The 253-1000 series sets are formed as follows.
|Numbering||KuMoHa 252-1000||MoHa 253-1000||MoHa 252-1000||MoHa 253-1100||SaHa 253-1000||KuHa 253-1000|
The M2 and M3 cars are each fitted with one PS26A lozenge-type pantograph.
Two three-car sets, Ne107 and Ne108, were sold to the Nagano Electric Railway for use on new Snow Monkey limited express services. The two sets, reclassified as 2100 series, entered service from February 2011 after modifications to allow wanman driver only operation.
- "Archived copy" ２５３系 成田エクスプレス引退記念入場券の発売について (Sale of platform tickets commemorating retirement of 253 series Narita Express) (PDF). jrchiba.jp (in Japanese). JR East, Chiba Branch. 27 May 2010. Archived from the original (PDF) on 1 June 2010. Retrieved 3 June 2010.CS1 maint: archived copy as title (link)
- "The Works of GK Design Group". gk-design.co.jp. GK Design Group Inc. Archived from the original on 17 February 2015. Retrieved 10 February 2015.
- Saka, Masahiro (March 2014). JR第1世代の車両・現況と概要 [JR 1st-generation rolling stock: Current situation and overview]. Tetsudō Daiya Jōhō Magazine (in Japanese). 43 (359): 22.
- JR Timetable, October 2009
- JR電車編成表 '07冬号 [JR EMU Formations - Winter 2007]. Japan: JRR. December 2006. pp. 84–85. ISBN 978-4-88283-046-7.
- 成田エクスプレス253系特急形電車 ["Narita Express" 253 series limited express EMU]. Railway Journal (in Japanese). 25 (293): 88–91. March 1991.
- JR東日本 E259系特急型直流電車 [JR East E259 series limited express DC EMU]. Tetsudō Daiya Jōhō. 38 (303): 70–71. July 2009.
- "253系1000番台OM-N01編成が試運転" [253-1000 series set OM-N01 undergoing test-running]. Japan Railfan Magazine Online (in Japanese). Japan: Koyusha Co., Ltd. 22 May 2011. Retrieved 23 May 2011.
- 特急〈日光〉〈きぬがわ〉に253系リニューアル車投入へ [Refurbished 253 series to be introduced on "Nikko" and "Kinugawa" limited expresses]. Tetsudo Hobidas (in Japanese). Japan: Neko Publishing. 17 November 2010. Retrieved 17 November 2010.

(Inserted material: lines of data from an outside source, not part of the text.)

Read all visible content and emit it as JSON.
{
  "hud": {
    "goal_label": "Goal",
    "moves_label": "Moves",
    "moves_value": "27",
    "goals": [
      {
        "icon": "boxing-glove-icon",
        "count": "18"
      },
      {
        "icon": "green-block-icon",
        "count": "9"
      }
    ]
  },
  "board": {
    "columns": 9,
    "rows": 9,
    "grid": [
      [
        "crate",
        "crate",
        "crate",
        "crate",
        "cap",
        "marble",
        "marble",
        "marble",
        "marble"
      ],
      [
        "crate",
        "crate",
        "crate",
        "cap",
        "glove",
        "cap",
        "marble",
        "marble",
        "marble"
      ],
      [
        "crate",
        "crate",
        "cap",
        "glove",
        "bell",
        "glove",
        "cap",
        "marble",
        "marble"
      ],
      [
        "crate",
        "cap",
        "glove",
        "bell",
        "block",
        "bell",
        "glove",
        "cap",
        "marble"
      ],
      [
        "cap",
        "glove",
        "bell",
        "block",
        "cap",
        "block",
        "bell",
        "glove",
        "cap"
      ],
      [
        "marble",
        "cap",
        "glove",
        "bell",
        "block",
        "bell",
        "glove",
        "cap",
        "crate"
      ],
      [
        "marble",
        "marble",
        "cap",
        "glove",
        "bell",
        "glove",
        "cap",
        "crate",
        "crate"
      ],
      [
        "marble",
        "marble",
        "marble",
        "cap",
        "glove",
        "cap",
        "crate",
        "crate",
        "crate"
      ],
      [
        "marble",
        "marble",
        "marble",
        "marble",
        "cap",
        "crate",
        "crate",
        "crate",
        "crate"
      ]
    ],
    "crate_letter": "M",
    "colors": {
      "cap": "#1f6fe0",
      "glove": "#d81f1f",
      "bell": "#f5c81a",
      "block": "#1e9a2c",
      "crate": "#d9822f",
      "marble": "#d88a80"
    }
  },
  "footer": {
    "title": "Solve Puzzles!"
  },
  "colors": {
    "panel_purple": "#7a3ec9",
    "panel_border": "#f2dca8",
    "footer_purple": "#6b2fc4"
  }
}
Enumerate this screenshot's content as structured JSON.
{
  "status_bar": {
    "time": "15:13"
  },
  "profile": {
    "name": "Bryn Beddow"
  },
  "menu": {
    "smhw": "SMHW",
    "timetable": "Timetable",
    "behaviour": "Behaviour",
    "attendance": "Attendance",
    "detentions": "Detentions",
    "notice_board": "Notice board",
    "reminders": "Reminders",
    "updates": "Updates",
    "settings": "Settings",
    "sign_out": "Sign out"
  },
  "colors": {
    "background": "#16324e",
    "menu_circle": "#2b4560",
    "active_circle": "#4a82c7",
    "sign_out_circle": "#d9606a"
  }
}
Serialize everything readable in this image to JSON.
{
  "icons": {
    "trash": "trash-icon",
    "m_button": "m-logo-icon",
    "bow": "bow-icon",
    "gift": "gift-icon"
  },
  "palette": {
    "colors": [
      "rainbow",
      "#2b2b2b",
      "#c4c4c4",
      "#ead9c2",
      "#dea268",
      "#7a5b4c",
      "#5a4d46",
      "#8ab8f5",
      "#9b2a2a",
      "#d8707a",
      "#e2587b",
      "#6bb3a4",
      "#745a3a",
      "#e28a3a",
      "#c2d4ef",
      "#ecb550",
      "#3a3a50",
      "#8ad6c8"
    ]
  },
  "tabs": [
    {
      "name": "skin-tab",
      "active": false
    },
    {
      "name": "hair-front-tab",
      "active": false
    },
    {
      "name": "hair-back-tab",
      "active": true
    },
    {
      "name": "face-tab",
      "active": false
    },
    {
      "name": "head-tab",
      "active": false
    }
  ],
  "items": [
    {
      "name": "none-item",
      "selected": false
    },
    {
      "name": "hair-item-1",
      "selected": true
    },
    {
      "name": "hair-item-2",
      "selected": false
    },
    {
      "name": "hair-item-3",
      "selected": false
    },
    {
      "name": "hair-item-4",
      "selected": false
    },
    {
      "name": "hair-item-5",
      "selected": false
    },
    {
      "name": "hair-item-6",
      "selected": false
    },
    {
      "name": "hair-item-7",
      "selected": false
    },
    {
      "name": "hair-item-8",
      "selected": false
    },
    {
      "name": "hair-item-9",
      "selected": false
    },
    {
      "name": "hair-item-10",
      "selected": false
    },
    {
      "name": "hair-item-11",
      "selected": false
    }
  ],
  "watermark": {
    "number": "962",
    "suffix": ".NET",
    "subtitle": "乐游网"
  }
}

- JR東日本 253系1000番代特急型直流電車 [JR East 253-1000 series DC limited express EMU]. Tetsudō Daiya Jōhō Magazine. 40 (323): 74–75. March 2011.

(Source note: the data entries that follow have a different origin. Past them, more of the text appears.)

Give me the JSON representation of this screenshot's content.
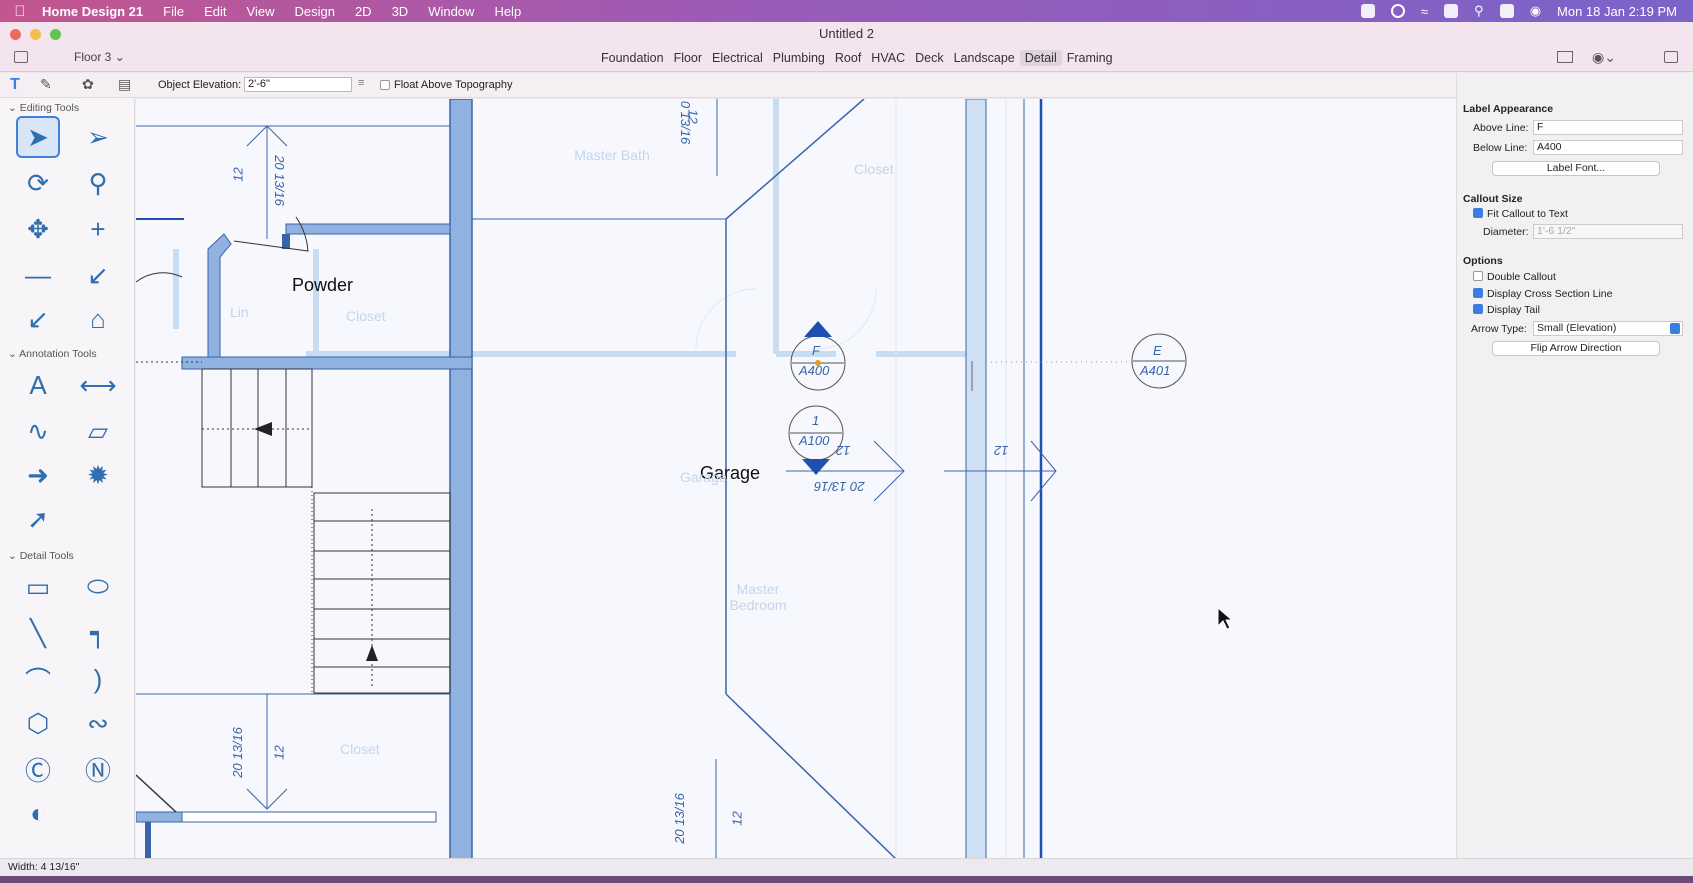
{
  "menubar": {
    "app_name": "Home Design 21",
    "items": [
      "File",
      "Edit",
      "View",
      "Design",
      "2D",
      "3D",
      "Window",
      "Help"
    ],
    "datetime": "Mon 18 Jan  2:19 PM"
  },
  "window": {
    "title": "Untitled 2"
  },
  "toolbar": {
    "floor_selector": "Floor 3",
    "view_tabs": [
      "Foundation",
      "Floor",
      "Electrical",
      "Plumbing",
      "Roof",
      "HVAC",
      "Deck",
      "Landscape",
      "Detail",
      "Framing"
    ],
    "active_view": "Detail"
  },
  "toolbar2": {
    "object_elevation_label": "Object Elevation:",
    "object_elevation_value": "2'-6\"",
    "float_above_label": "Float Above Topography"
  },
  "left_panel": {
    "sections": [
      "Editing Tools",
      "Annotation Tools",
      "Detail Tools"
    ]
  },
  "canvas": {
    "room_labels": [
      "Powder",
      "Garage"
    ],
    "faint_labels": [
      "Master Bath",
      "Closet",
      "Lin",
      "Closet",
      "Master Bedroom",
      "Closet",
      "Garage"
    ],
    "callouts": [
      {
        "above": "F",
        "below": "A400"
      },
      {
        "above": "1",
        "below": "A100"
      },
      {
        "above": "E",
        "below": "A401"
      }
    ],
    "dimensions": [
      "12",
      "20 13/16",
      "0 13/16",
      "12",
      "20 13/16",
      "12",
      "12",
      "20 13/16",
      "12",
      "20 13/16",
      "12"
    ]
  },
  "right_panel": {
    "label_appearance": "Label Appearance",
    "above_line_label": "Above Line:",
    "above_line_value": "F",
    "below_line_label": "Below Line:",
    "below_line_value": "A400",
    "label_font_button": "Label Font...",
    "callout_size": "Callout Size",
    "fit_callout_label": "Fit Callout to Text",
    "diameter_label": "Diameter:",
    "diameter_value": "1'-6 1/2\"",
    "options": "Options",
    "double_callout": "Double Callout",
    "display_cross_section": "Display Cross Section Line",
    "display_tail": "Display Tail",
    "arrow_type_label": "Arrow Type:",
    "arrow_type_value": "Small (Elevation)",
    "flip_arrow_button": "Flip Arrow Direction"
  },
  "status": {
    "text": "Width: 4 13/16\""
  }
}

- 新型特急車両の導入について [Introduction of new limited express trains]. nagaden-net.co.jp (in Japanese). Nagano Electric Railway. 3 June 2010. Archived from the original on 30 March 2010. Retrieved 3 June 2010.